>>>>

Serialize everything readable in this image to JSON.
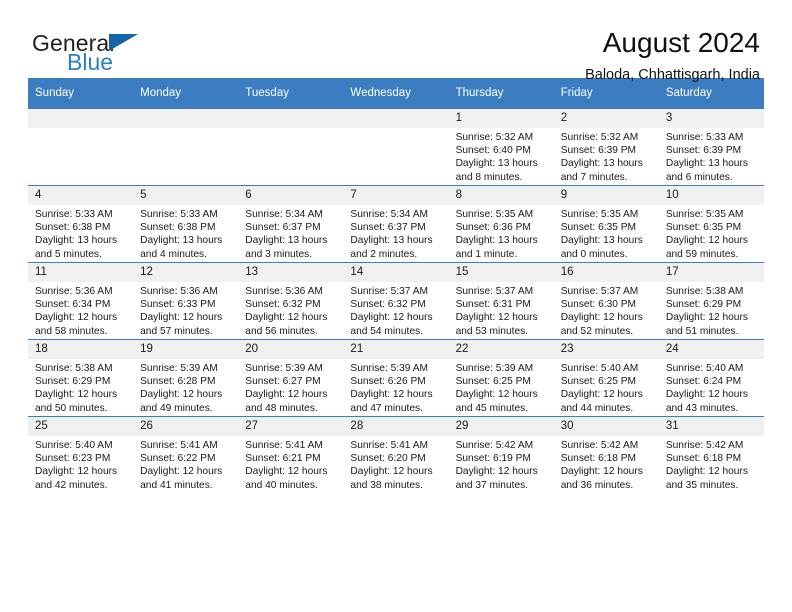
{
  "brand": {
    "name_part1": "General",
    "name_part2": "Blue",
    "triangle_color": "#1565a8",
    "blue_text_color": "#2b7fc3"
  },
  "header": {
    "title": "August 2024",
    "location": "Baloda, Chhattisgarh, India"
  },
  "theme": {
    "header_row_bg": "#3b7dc0",
    "daynum_bg": "#f0f0f0",
    "grid_line": "#3b7dc0"
  },
  "weekday_headers": [
    "Sunday",
    "Monday",
    "Tuesday",
    "Wednesday",
    "Thursday",
    "Friday",
    "Saturday"
  ],
  "weeks": [
    [
      {
        "day": "",
        "sunrise": "",
        "sunset": "",
        "daylight1": "",
        "daylight2": ""
      },
      {
        "day": "",
        "sunrise": "",
        "sunset": "",
        "daylight1": "",
        "daylight2": ""
      },
      {
        "day": "",
        "sunrise": "",
        "sunset": "",
        "daylight1": "",
        "daylight2": ""
      },
      {
        "day": "",
        "sunrise": "",
        "sunset": "",
        "daylight1": "",
        "daylight2": ""
      },
      {
        "day": "1",
        "sunrise": "Sunrise: 5:32 AM",
        "sunset": "Sunset: 6:40 PM",
        "daylight1": "Daylight: 13 hours",
        "daylight2": "and 8 minutes."
      },
      {
        "day": "2",
        "sunrise": "Sunrise: 5:32 AM",
        "sunset": "Sunset: 6:39 PM",
        "daylight1": "Daylight: 13 hours",
        "daylight2": "and 7 minutes."
      },
      {
        "day": "3",
        "sunrise": "Sunrise: 5:33 AM",
        "sunset": "Sunset: 6:39 PM",
        "daylight1": "Daylight: 13 hours",
        "daylight2": "and 6 minutes."
      }
    ],
    [
      {
        "day": "4",
        "sunrise": "Sunrise: 5:33 AM",
        "sunset": "Sunset: 6:38 PM",
        "daylight1": "Daylight: 13 hours",
        "daylight2": "and 5 minutes."
      },
      {
        "day": "5",
        "sunrise": "Sunrise: 5:33 AM",
        "sunset": "Sunset: 6:38 PM",
        "daylight1": "Daylight: 13 hours",
        "daylight2": "and 4 minutes."
      },
      {
        "day": "6",
        "sunrise": "Sunrise: 5:34 AM",
        "sunset": "Sunset: 6:37 PM",
        "daylight1": "Daylight: 13 hours",
        "daylight2": "and 3 minutes."
      },
      {
        "day": "7",
        "sunrise": "Sunrise: 5:34 AM",
        "sunset": "Sunset: 6:37 PM",
        "daylight1": "Daylight: 13 hours",
        "daylight2": "and 2 minutes."
      },
      {
        "day": "8",
        "sunrise": "Sunrise: 5:35 AM",
        "sunset": "Sunset: 6:36 PM",
        "daylight1": "Daylight: 13 hours",
        "daylight2": "and 1 minute."
      },
      {
        "day": "9",
        "sunrise": "Sunrise: 5:35 AM",
        "sunset": "Sunset: 6:35 PM",
        "daylight1": "Daylight: 13 hours",
        "daylight2": "and 0 minutes."
      },
      {
        "day": "10",
        "sunrise": "Sunrise: 5:35 AM",
        "sunset": "Sunset: 6:35 PM",
        "daylight1": "Daylight: 12 hours",
        "daylight2": "and 59 minutes."
      }
    ],
    [
      {
        "day": "11",
        "sunrise": "Sunrise: 5:36 AM",
        "sunset": "Sunset: 6:34 PM",
        "daylight1": "Daylight: 12 hours",
        "daylight2": "and 58 minutes."
      },
      {
        "day": "12",
        "sunrise": "Sunrise: 5:36 AM",
        "sunset": "Sunset: 6:33 PM",
        "daylight1": "Daylight: 12 hours",
        "daylight2": "and 57 minutes."
      },
      {
        "day": "13",
        "sunrise": "Sunrise: 5:36 AM",
        "sunset": "Sunset: 6:32 PM",
        "daylight1": "Daylight: 12 hours",
        "daylight2": "and 56 minutes."
      },
      {
        "day": "14",
        "sunrise": "Sunrise: 5:37 AM",
        "sunset": "Sunset: 6:32 PM",
        "daylight1": "Daylight: 12 hours",
        "daylight2": "and 54 minutes."
      },
      {
        "day": "15",
        "sunrise": "Sunrise: 5:37 AM",
        "sunset": "Sunset: 6:31 PM",
        "daylight1": "Daylight: 12 hours",
        "daylight2": "and 53 minutes."
      },
      {
        "day": "16",
        "sunrise": "Sunrise: 5:37 AM",
        "sunset": "Sunset: 6:30 PM",
        "daylight1": "Daylight: 12 hours",
        "daylight2": "and 52 minutes."
      },
      {
        "day": "17",
        "sunrise": "Sunrise: 5:38 AM",
        "sunset": "Sunset: 6:29 PM",
        "daylight1": "Daylight: 12 hours",
        "daylight2": "and 51 minutes."
      }
    ],
    [
      {
        "day": "18",
        "sunrise": "Sunrise: 5:38 AM",
        "sunset": "Sunset: 6:29 PM",
        "daylight1": "Daylight: 12 hours",
        "daylight2": "and 50 minutes."
      },
      {
        "day": "19",
        "sunrise": "Sunrise: 5:39 AM",
        "sunset": "Sunset: 6:28 PM",
        "daylight1": "Daylight: 12 hours",
        "daylight2": "and 49 minutes."
      },
      {
        "day": "20",
        "sunrise": "Sunrise: 5:39 AM",
        "sunset": "Sunset: 6:27 PM",
        "daylight1": "Daylight: 12 hours",
        "daylight2": "and 48 minutes."
      },
      {
        "day": "21",
        "sunrise": "Sunrise: 5:39 AM",
        "sunset": "Sunset: 6:26 PM",
        "daylight1": "Daylight: 12 hours",
        "daylight2": "and 47 minutes."
      },
      {
        "day": "22",
        "sunrise": "Sunrise: 5:39 AM",
        "sunset": "Sunset: 6:25 PM",
        "daylight1": "Daylight: 12 hours",
        "daylight2": "and 45 minutes."
      },
      {
        "day": "23",
        "sunrise": "Sunrise: 5:40 AM",
        "sunset": "Sunset: 6:25 PM",
        "daylight1": "Daylight: 12 hours",
        "daylight2": "and 44 minutes."
      },
      {
        "day": "24",
        "sunrise": "Sunrise: 5:40 AM",
        "sunset": "Sunset: 6:24 PM",
        "daylight1": "Daylight: 12 hours",
        "daylight2": "and 43 minutes."
      }
    ],
    [
      {
        "day": "25",
        "sunrise": "Sunrise: 5:40 AM",
        "sunset": "Sunset: 6:23 PM",
        "daylight1": "Daylight: 12 hours",
        "daylight2": "and 42 minutes."
      },
      {
        "day": "26",
        "sunrise": "Sunrise: 5:41 AM",
        "sunset": "Sunset: 6:22 PM",
        "daylight1": "Daylight: 12 hours",
        "daylight2": "and 41 minutes."
      },
      {
        "day": "27",
        "sunrise": "Sunrise: 5:41 AM",
        "sunset": "Sunset: 6:21 PM",
        "daylight1": "Daylight: 12 hours",
        "daylight2": "and 40 minutes."
      },
      {
        "day": "28",
        "sunrise": "Sunrise: 5:41 AM",
        "sunset": "Sunset: 6:20 PM",
        "daylight1": "Daylight: 12 hours",
        "daylight2": "and 38 minutes."
      },
      {
        "day": "29",
        "sunrise": "Sunrise: 5:42 AM",
        "sunset": "Sunset: 6:19 PM",
        "daylight1": "Daylight: 12 hours",
        "daylight2": "and 37 minutes."
      },
      {
        "day": "30",
        "sunrise": "Sunrise: 5:42 AM",
        "sunset": "Sunset: 6:18 PM",
        "daylight1": "Daylight: 12 hours",
        "daylight2": "and 36 minutes."
      },
      {
        "day": "31",
        "sunrise": "Sunrise: 5:42 AM",
        "sunset": "Sunset: 6:18 PM",
        "daylight1": "Daylight: 12 hours",
        "daylight2": "and 35 minutes."
      }
    ]
  ]
}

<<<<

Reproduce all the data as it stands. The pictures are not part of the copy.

Serialize everything readable in this image to JSON.
{
  "brand": {
    "name_part1": "General",
    "name_part2": "Blue",
    "triangle_color": "#1565a8",
    "blue_text_color": "#2b7fc3"
  },
  "header": {
    "title": "August 2024",
    "location": "Baloda, Chhattisgarh, India"
  },
  "theme": {
    "header_row_bg": "#3b7dc0",
    "daynum_bg": "#f0f0f0",
    "grid_line": "#3b7dc0"
  },
  "weekday_headers": [
    "Sunday",
    "Monday",
    "Tuesday",
    "Wednesday",
    "Thursday",
    "Friday",
    "Saturday"
  ],
  "weeks": [
    [
      {
        "day": "",
        "sunrise": "",
        "sunset": "",
        "daylight1": "",
        "daylight2": ""
      },
      {
        "day": "",
        "sunrise": "",
        "sunset": "",
        "daylight1": "",
        "daylight2": ""
      },
      {
        "day": "",
        "sunrise": "",
        "sunset": "",
        "daylight1": "",
        "daylight2": ""
      },
      {
        "day": "",
        "sunrise": "",
        "sunset": "",
        "daylight1": "",
        "daylight2": ""
      },
      {
        "day": "1",
        "sunrise": "Sunrise: 5:32 AM",
        "sunset": "Sunset: 6:40 PM",
        "daylight1": "Daylight: 13 hours",
        "daylight2": "and 8 minutes."
      },
      {
        "day": "2",
        "sunrise": "Sunrise: 5:32 AM",
        "sunset": "Sunset: 6:39 PM",
        "daylight1": "Daylight: 13 hours",
        "daylight2": "and 7 minutes."
      },
      {
        "day": "3",
        "sunrise": "Sunrise: 5:33 AM",
        "sunset": "Sunset: 6:39 PM",
        "daylight1": "Daylight: 13 hours",
        "daylight2": "and 6 minutes."
      }
    ],
    [
      {
        "day": "4",
        "sunrise": "Sunrise: 5:33 AM",
        "sunset": "Sunset: 6:38 PM",
        "daylight1": "Daylight: 13 hours",
        "daylight2": "and 5 minutes."
      },
      {
        "day": "5",
        "sunrise": "Sunrise: 5:33 AM",
        "sunset": "Sunset: 6:38 PM",
        "daylight1": "Daylight: 13 hours",
        "daylight2": "and 4 minutes."
      },
      {
        "day": "6",
        "sunrise": "Sunrise: 5:34 AM",
        "sunset": "Sunset: 6:37 PM",
        "daylight1": "Daylight: 13 hours",
        "daylight2": "and 3 minutes."
      },
      {
        "day": "7",
        "sunrise": "Sunrise: 5:34 AM",
        "sunset": "Sunset: 6:37 PM",
        "daylight1": "Daylight: 13 hours",
        "daylight2": "and 2 minutes."
      },
      {
        "day": "8",
        "sunrise": "Sunrise: 5:35 AM",
        "sunset": "Sunset: 6:36 PM",
        "daylight1": "Daylight: 13 hours",
        "daylight2": "and 1 minute."
      },
      {
        "day": "9",
        "sunrise": "Sunrise: 5:35 AM",
        "sunset": "Sunset: 6:35 PM",
        "daylight1": "Daylight: 13 hours",
        "daylight2": "and 0 minutes."
      },
      {
        "day": "10",
        "sunrise": "Sunrise: 5:35 AM",
        "sunset": "Sunset: 6:35 PM",
        "daylight1": "Daylight: 12 hours",
        "daylight2": "and 59 minutes."
      }
    ],
    [
      {
        "day": "11",
        "sunrise": "Sunrise: 5:36 AM",
        "sunset": "Sunset: 6:34 PM",
        "daylight1": "Daylight: 12 hours",
        "daylight2": "and 58 minutes."
      },
      {
        "day": "12",
        "sunrise": "Sunrise: 5:36 AM",
        "sunset": "Sunset: 6:33 PM",
        "daylight1": "Daylight: 12 hours",
        "daylight2": "and 57 minutes."
      },
      {
        "day": "13",
        "sunrise": "Sunrise: 5:36 AM",
        "sunset": "Sunset: 6:32 PM",
        "daylight1": "Daylight: 12 hours",
        "daylight2": "and 56 minutes."
      },
      {
        "day": "14",
        "sunrise": "Sunrise: 5:37 AM",
        "sunset": "Sunset: 6:32 PM",
        "daylight1": "Daylight: 12 hours",
        "daylight2": "and 54 minutes."
      },
      {
        "day": "15",
        "sunrise": "Sunrise: 5:37 AM",
        "sunset": "Sunset: 6:31 PM",
        "daylight1": "Daylight: 12 hours",
        "daylight2": "and 53 minutes."
      },
      {
        "day": "16",
        "sunrise": "Sunrise: 5:37 AM",
        "sunset": "Sunset: 6:30 PM",
        "daylight1": "Daylight: 12 hours",
        "daylight2": "and 52 minutes."
      },
      {
        "day": "17",
        "sunrise": "Sunrise: 5:38 AM",
        "sunset": "Sunset: 6:29 PM",
        "daylight1": "Daylight: 12 hours",
        "daylight2": "and 51 minutes."
      }
    ],
    [
      {
        "day": "18",
        "sunrise": "Sunrise: 5:38 AM",
        "sunset": "Sunset: 6:29 PM",
        "daylight1": "Daylight: 12 hours",
        "daylight2": "and 50 minutes."
      },
      {
        "day": "19",
        "sunrise": "Sunrise: 5:39 AM",
        "sunset": "Sunset: 6:28 PM",
        "daylight1": "Daylight: 12 hours",
        "daylight2": "and 49 minutes."
      },
      {
        "day": "20",
        "sunrise": "Sunrise: 5:39 AM",
        "sunset": "Sunset: 6:27 PM",
        "daylight1": "Daylight: 12 hours",
        "daylight2": "and 48 minutes."
      },
      {
        "day": "21",
        "sunrise": "Sunrise: 5:39 AM",
        "sunset": "Sunset: 6:26 PM",
        "daylight1": "Daylight: 12 hours",
        "daylight2": "and 47 minutes."
      },
      {
        "day": "22",
        "sunrise": "Sunrise: 5:39 AM",
        "sunset": "Sunset: 6:25 PM",
        "daylight1": "Daylight: 12 hours",
        "daylight2": "and 45 minutes."
      },
      {
        "day": "23",
        "sunrise": "Sunrise: 5:40 AM",
        "sunset": "Sunset: 6:25 PM",
        "daylight1": "Daylight: 12 hours",
        "daylight2": "and 44 minutes."
      },
      {
        "day": "24",
        "sunrise": "Sunrise: 5:40 AM",
        "sunset": "Sunset: 6:24 PM",
        "daylight1": "Daylight: 12 hours",
        "daylight2": "and 43 minutes."
      }
    ],
    [
      {
        "day": "25",
        "sunrise": "Sunrise: 5:40 AM",
        "sunset": "Sunset: 6:23 PM",
        "daylight1": "Daylight: 12 hours",
        "daylight2": "and 42 minutes."
      },
      {
        "day": "26",
        "sunrise": "Sunrise: 5:41 AM",
        "sunset": "Sunset: 6:22 PM",
        "daylight1": "Daylight: 12 hours",
        "daylight2": "and 41 minutes."
      },
      {
        "day": "27",
        "sunrise": "Sunrise: 5:41 AM",
        "sunset": "Sunset: 6:21 PM",
        "daylight1": "Daylight: 12 hours",
        "daylight2": "and 40 minutes."
      },
      {
        "day": "28",
        "sunrise": "Sunrise: 5:41 AM",
        "sunset": "Sunset: 6:20 PM",
        "daylight1": "Daylight: 12 hours",
        "daylight2": "and 38 minutes."
      },
      {
        "day": "29",
        "sunrise": "Sunrise: 5:42 AM",
        "sunset": "Sunset: 6:19 PM",
        "daylight1": "Daylight: 12 hours",
        "daylight2": "and 37 minutes."
      },
      {
        "day": "30",
        "sunrise": "Sunrise: 5:42 AM",
        "sunset": "Sunset: 6:18 PM",
        "daylight1": "Daylight: 12 hours",
        "daylight2": "and 36 minutes."
      },
      {
        "day": "31",
        "sunrise": "Sunrise: 5:42 AM",
        "sunset": "Sunset: 6:18 PM",
        "daylight1": "Daylight: 12 hours",
        "daylight2": "and 35 minutes."
      }
    ]
  ]
}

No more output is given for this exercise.